Task to complete — All lines that hold the string "detail" should be copied. Find them in the listing below.

Input data —
####################

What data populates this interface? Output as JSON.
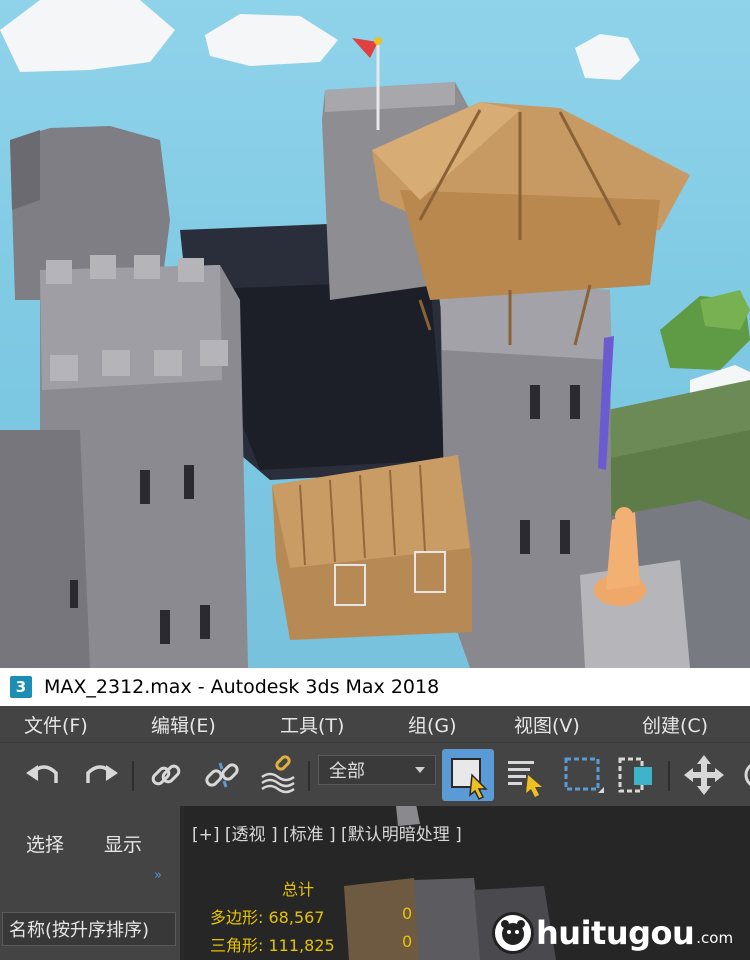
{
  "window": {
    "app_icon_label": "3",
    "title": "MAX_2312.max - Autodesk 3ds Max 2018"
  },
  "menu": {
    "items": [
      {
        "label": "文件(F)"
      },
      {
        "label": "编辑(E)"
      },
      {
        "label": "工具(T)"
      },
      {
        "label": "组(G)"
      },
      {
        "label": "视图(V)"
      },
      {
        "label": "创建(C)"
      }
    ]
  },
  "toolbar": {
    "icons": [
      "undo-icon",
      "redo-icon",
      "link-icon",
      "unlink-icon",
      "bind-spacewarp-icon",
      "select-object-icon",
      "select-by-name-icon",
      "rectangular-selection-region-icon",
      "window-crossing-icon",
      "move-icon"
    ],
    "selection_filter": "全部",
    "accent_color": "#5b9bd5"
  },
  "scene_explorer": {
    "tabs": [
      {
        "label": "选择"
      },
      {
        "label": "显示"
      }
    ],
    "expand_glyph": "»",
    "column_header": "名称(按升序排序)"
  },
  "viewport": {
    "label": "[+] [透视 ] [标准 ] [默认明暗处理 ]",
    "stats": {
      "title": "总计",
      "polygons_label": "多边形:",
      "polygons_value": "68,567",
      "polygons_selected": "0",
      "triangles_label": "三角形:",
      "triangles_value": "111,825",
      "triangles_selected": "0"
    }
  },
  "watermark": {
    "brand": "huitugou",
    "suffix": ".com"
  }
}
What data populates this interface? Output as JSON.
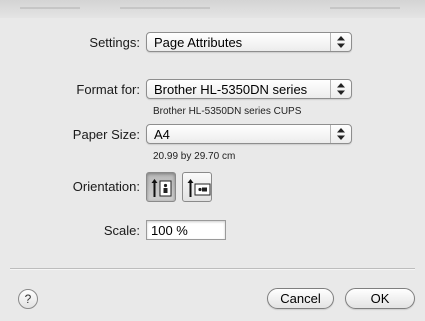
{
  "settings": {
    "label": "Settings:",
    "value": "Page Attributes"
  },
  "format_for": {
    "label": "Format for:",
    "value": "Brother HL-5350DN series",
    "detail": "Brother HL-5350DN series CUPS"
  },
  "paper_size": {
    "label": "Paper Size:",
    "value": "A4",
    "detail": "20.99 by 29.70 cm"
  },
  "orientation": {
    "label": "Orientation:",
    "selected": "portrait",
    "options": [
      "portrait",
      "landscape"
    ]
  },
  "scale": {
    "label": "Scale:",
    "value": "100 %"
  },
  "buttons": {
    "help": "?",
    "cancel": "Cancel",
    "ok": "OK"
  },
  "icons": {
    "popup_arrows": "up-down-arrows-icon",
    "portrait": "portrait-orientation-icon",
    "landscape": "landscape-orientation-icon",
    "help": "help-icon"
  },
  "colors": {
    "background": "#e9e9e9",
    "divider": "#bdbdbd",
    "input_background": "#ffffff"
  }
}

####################

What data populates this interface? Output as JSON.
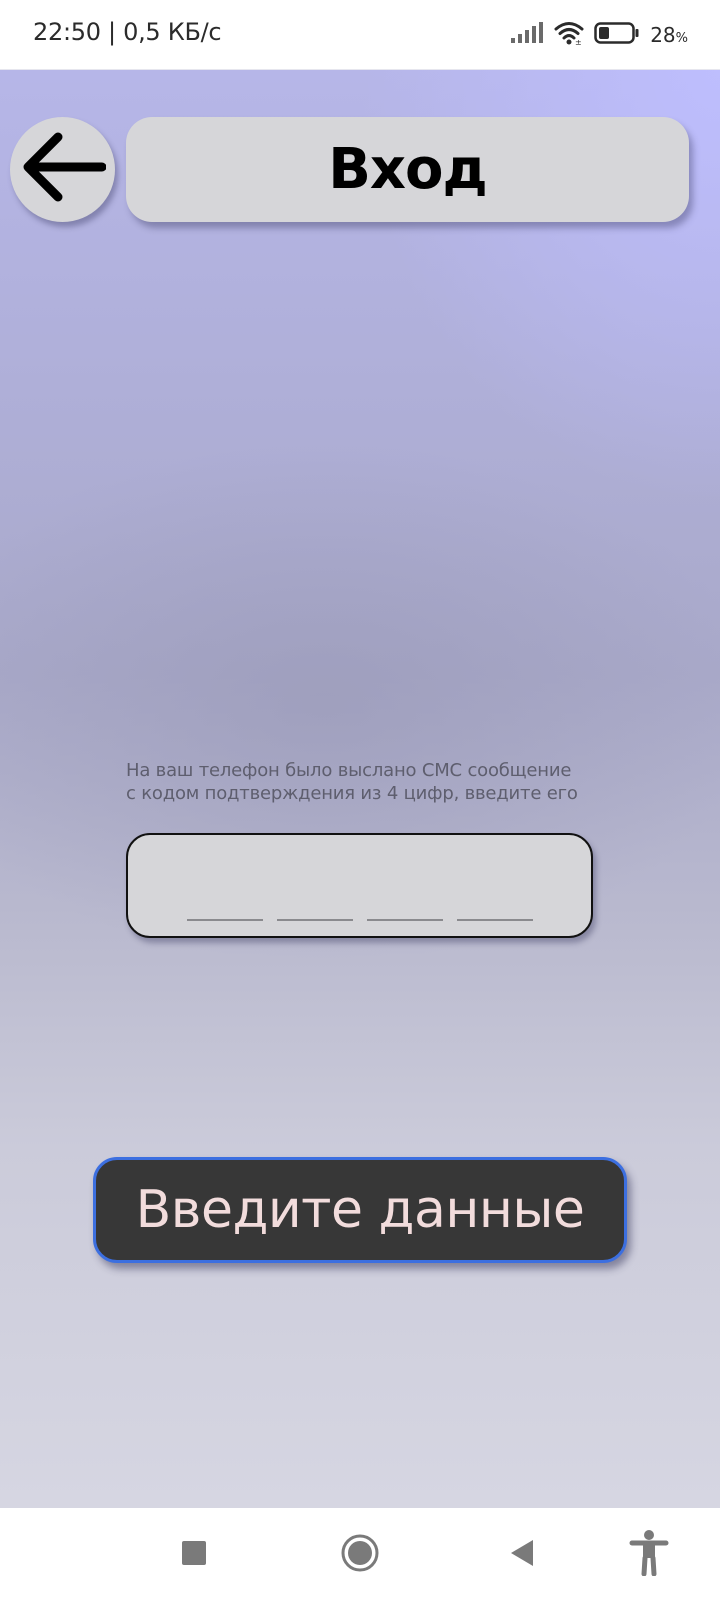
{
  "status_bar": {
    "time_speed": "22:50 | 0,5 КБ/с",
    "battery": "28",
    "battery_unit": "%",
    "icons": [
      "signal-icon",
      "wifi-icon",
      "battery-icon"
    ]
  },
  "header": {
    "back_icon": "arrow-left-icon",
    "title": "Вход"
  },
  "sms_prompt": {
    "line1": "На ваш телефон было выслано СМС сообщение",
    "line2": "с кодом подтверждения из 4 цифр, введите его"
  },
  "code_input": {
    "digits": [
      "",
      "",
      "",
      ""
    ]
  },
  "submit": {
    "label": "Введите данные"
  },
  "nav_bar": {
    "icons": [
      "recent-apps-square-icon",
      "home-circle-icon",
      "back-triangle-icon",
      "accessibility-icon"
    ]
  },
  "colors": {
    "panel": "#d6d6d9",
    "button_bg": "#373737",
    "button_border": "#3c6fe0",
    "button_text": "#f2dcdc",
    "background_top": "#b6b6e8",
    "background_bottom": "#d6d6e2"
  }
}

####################

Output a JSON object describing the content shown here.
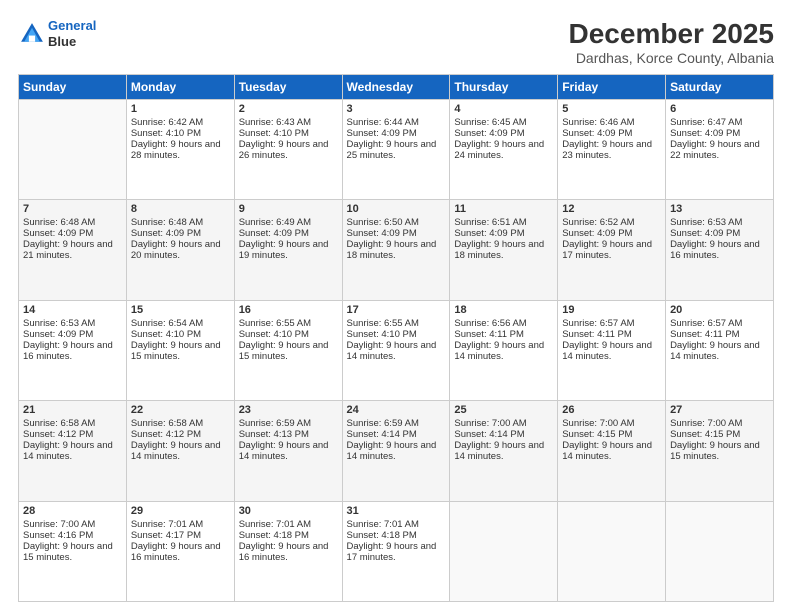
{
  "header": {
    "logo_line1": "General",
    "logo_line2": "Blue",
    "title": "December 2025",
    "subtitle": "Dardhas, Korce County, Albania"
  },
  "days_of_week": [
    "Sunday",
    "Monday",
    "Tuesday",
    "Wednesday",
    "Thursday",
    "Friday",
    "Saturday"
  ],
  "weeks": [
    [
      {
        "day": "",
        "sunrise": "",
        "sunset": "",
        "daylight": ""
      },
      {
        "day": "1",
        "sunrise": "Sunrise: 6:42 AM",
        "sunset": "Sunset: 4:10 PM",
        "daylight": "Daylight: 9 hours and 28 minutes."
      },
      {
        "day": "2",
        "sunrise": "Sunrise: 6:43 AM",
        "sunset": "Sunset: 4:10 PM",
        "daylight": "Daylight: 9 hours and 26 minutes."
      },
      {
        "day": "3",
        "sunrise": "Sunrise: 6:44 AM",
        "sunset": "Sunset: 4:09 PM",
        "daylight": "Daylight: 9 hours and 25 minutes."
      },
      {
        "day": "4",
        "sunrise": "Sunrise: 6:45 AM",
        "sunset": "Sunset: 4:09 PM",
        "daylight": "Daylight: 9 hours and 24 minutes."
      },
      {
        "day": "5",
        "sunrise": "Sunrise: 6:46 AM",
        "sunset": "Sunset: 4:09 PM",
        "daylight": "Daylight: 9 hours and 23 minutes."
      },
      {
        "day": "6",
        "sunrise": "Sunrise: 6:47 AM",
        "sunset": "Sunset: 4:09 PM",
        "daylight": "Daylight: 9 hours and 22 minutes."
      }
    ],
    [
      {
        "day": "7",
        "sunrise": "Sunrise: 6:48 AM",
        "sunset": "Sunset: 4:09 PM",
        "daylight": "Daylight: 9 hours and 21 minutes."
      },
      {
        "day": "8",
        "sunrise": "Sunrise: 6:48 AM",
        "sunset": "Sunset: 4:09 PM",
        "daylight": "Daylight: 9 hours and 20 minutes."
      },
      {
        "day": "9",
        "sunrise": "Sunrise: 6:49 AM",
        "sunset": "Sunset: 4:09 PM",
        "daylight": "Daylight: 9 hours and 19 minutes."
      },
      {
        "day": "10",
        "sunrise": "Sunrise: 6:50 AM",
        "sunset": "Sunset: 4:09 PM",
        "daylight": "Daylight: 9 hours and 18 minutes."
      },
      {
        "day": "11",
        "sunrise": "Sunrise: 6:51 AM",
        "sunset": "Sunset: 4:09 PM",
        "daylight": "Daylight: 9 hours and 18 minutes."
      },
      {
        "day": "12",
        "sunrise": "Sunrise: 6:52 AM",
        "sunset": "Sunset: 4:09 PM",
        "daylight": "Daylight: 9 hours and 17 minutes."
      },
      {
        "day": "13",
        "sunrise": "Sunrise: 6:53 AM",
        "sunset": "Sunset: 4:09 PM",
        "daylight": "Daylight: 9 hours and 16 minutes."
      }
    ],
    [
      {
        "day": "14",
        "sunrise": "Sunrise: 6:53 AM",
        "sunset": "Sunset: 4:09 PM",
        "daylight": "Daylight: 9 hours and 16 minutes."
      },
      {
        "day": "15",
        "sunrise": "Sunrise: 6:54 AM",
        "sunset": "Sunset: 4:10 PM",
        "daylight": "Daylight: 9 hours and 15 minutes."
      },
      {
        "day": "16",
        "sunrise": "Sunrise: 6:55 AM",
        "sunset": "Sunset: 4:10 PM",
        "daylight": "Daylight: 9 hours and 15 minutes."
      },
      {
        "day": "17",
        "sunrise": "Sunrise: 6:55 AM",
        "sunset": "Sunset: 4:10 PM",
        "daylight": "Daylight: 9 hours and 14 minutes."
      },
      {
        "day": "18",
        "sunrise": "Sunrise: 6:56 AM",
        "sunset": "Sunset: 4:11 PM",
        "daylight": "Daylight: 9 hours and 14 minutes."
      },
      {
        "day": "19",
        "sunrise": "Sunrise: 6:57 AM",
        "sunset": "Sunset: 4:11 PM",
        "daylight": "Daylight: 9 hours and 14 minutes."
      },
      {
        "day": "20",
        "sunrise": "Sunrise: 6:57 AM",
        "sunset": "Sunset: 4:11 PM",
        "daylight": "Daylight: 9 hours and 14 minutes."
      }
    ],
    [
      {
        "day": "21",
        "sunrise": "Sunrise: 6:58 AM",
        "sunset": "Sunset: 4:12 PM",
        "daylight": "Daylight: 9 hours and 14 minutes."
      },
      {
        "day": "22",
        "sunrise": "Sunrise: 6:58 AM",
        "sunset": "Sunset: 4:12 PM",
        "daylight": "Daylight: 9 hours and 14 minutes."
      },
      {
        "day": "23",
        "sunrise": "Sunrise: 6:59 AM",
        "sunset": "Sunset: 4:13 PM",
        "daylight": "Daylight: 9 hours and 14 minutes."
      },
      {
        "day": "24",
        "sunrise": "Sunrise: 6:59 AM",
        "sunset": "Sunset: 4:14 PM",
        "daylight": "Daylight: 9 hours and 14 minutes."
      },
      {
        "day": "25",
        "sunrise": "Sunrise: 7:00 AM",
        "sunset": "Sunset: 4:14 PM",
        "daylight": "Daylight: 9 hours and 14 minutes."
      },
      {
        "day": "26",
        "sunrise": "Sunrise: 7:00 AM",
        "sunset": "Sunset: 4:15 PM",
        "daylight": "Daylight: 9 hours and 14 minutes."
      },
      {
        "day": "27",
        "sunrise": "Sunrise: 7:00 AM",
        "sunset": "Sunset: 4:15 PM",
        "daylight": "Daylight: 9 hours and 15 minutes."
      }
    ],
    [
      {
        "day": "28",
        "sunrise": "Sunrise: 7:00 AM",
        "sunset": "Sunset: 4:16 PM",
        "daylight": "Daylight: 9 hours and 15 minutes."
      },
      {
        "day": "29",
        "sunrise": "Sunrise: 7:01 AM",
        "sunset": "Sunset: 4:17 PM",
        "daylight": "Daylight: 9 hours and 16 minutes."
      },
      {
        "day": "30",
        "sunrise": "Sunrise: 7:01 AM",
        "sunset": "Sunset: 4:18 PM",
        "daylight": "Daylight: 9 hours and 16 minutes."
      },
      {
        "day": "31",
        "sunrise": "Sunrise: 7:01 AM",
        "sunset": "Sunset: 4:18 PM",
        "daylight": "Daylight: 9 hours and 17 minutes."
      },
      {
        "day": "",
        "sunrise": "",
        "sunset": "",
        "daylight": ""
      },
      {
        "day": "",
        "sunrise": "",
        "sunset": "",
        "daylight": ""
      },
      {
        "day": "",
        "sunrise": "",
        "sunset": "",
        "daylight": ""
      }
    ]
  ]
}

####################

Reply to the task —
    "detail": "Brother HL-5350DN series CUPS"
    "detail": "20.99 by 29.70 cm"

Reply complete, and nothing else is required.